#### PROBLEM STATEMENT:
Set down the entries below exactly as written.

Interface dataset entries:
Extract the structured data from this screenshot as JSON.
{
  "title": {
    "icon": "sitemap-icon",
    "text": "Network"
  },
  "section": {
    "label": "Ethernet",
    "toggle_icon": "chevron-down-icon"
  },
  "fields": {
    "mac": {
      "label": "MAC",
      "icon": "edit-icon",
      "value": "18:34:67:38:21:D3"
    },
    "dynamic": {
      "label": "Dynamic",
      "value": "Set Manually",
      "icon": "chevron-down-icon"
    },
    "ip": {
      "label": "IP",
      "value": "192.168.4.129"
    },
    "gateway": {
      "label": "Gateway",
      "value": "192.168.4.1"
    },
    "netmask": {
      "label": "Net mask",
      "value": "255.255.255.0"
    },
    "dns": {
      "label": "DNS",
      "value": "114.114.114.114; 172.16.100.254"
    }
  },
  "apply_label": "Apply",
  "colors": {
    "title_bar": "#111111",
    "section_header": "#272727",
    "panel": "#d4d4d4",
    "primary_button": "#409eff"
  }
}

#### ANSWER TO THIS EXERCISE:
Extract the structured data from this screenshot as JSON.
{
  "title": {
    "icon": "sitemap-icon",
    "text": "Network"
  },
  "section": {
    "label": "Ethernet",
    "toggle_icon": "chevron-down-icon"
  },
  "fields": {
    "mac": {
      "label": "MAC",
      "icon": "edit-icon",
      "value": "18:34:67:38:21:D3"
    },
    "dynamic": {
      "label": "Dynamic",
      "value": "Set Manually",
      "icon": "chevron-down-icon"
    },
    "ip": {
      "label": "IP",
      "value": "192.168.4.129"
    },
    "gateway": {
      "label": "Gateway",
      "value": "192.168.4.1"
    },
    "netmask": {
      "label": "Net mask",
      "value": "255.255.255.0"
    },
    "dns": {
      "label": "DNS",
      "value": "114.114.114.114; 172.16.100.254"
    }
  },
  "apply_label": "Apply",
  "colors": {
    "title_bar": "#111111",
    "section_header": "#272727",
    "panel": "#d4d4d4",
    "primary_button": "#409eff"
  }
}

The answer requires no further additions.